#### Exercise inputs ####
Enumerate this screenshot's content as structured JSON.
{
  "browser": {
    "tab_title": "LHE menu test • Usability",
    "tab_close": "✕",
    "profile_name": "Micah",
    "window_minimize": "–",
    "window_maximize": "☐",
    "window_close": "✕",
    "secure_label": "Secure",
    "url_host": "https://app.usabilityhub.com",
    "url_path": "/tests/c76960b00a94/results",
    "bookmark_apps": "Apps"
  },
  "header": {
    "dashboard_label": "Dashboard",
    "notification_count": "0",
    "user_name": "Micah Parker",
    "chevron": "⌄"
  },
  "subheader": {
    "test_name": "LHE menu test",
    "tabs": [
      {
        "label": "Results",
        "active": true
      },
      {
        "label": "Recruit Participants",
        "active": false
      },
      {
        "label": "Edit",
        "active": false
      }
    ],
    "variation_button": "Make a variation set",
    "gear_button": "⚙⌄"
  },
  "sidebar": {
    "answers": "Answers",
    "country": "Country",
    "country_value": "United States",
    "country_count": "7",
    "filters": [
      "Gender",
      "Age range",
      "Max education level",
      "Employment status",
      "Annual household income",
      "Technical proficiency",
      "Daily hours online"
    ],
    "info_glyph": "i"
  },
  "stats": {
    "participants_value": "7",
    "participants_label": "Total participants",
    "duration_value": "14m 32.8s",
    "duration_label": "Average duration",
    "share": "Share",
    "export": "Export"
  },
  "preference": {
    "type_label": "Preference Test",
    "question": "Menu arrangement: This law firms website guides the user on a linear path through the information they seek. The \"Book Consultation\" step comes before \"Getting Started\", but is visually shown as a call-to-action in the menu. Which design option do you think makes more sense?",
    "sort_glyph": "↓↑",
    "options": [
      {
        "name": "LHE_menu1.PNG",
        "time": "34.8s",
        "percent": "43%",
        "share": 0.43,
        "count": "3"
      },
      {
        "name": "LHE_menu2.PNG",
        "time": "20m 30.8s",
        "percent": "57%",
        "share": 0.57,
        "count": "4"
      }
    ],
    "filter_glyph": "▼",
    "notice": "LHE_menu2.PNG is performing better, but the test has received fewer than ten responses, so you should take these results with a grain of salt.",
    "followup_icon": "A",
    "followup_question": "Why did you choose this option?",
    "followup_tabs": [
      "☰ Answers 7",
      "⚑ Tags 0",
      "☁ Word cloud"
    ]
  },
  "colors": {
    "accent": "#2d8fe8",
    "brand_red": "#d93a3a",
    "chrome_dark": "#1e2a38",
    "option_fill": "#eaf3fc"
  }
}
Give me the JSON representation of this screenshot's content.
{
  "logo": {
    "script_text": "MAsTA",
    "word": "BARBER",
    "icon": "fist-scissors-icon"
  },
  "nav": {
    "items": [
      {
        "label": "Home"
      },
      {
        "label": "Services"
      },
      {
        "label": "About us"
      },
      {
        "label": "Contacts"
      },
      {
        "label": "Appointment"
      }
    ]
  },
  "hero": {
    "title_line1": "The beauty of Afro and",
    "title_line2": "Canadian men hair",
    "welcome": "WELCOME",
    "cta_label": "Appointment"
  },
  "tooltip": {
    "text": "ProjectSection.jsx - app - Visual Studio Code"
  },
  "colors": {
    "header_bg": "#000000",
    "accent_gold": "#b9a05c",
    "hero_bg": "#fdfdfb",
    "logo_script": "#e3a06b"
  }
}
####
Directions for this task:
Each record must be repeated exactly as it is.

Finished exercise:
Enumerate this screenshot's content as structured JSON.
{
  "browser": {
    "tab_title": "LHE menu test • Usability",
    "tab_close": "✕",
    "profile_name": "Micah",
    "window_minimize": "–",
    "window_maximize": "☐",
    "window_close": "✕",
    "secure_label": "Secure",
    "url_host": "https://app.usabilityhub.com",
    "url_path": "/tests/c76960b00a94/results",
    "bookmark_apps": "Apps"
  },
  "header": {
    "dashboard_label": "Dashboard",
    "notification_count": "0",
    "user_name": "Micah Parker",
    "chevron": "⌄"
  },
  "subheader": {
    "test_name": "LHE menu test",
    "tabs": [
      {
        "label": "Results",
        "active": true
      },
      {
        "label": "Recruit Participants",
        "active": false
      },
      {
        "label": "Edit",
        "active": false
      }
    ],
    "variation_button": "Make a variation set",
    "gear_button": "⚙⌄"
  },
  "sidebar": {
    "answers": "Answers",
    "country": "Country",
    "country_value": "United States",
    "country_count": "7",
    "filters": [
      "Gender",
      "Age range",
      "Max education level",
      "Employment status",
      "Annual household income",
      "Technical proficiency",
      "Daily hours online"
    ],
    "info_glyph": "i"
  },
  "stats": {
    "participants_value": "7",
    "participants_label": "Total participants",
    "duration_value": "14m 32.8s",
    "duration_label": "Average duration",
    "share": "Share",
    "export": "Export"
  },
  "preference": {
    "type_label": "Preference Test",
    "question": "Menu arrangement: This law firms website guides the user on a linear path through the information they seek. The \"Book Consultation\" step comes before \"Getting Started\", but is visually shown as a call-to-action in the menu. Which design option do you think makes more sense?",
    "sort_glyph": "↓↑",
    "options": [
      {
        "name": "LHE_menu1.PNG",
        "time": "34.8s",
        "percent": "43%",
        "share": 0.43,
        "count": "3"
      },
      {
        "name": "LHE_menu2.PNG",
        "time": "20m 30.8s",
        "percent": "57%",
        "share": 0.57,
        "count": "4"
      }
    ],
    "filter_glyph": "▼",
    "notice": "LHE_menu2.PNG is performing better, but the test has received fewer than ten responses, so you should take these results with a grain of salt.",
    "followup_icon": "A",
    "followup_question": "Why did you choose this option?",
    "followup_tabs": [
      "☰ Answers 7",
      "⚑ Tags 0",
      "☁ Word cloud"
    ]
  },
  "colors": {
    "accent": "#2d8fe8",
    "brand_red": "#d93a3a",
    "chrome_dark": "#1e2a38",
    "option_fill": "#eaf3fc"
  }
}
Give me the JSON representation of this screenshot's content.
{
  "logo": {
    "script_text": "MAsTA",
    "word": "BARBER",
    "icon": "fist-scissors-icon"
  },
  "nav": {
    "items": [
      {
        "label": "Home"
      },
      {
        "label": "Services"
      },
      {
        "label": "About us"
      },
      {
        "label": "Contacts"
      },
      {
        "label": "Appointment"
      }
    ]
  },
  "hero": {
    "title_line1": "The beauty of Afro and",
    "title_line2": "Canadian men hair",
    "welcome": "WELCOME",
    "cta_label": "Appointment"
  },
  "tooltip": {
    "text": "ProjectSection.jsx - app - Visual Studio Code"
  },
  "colors": {
    "header_bg": "#000000",
    "accent_gold": "#b9a05c",
    "hero_bg": "#fdfdfb",
    "logo_script": "#e3a06b"
  }
}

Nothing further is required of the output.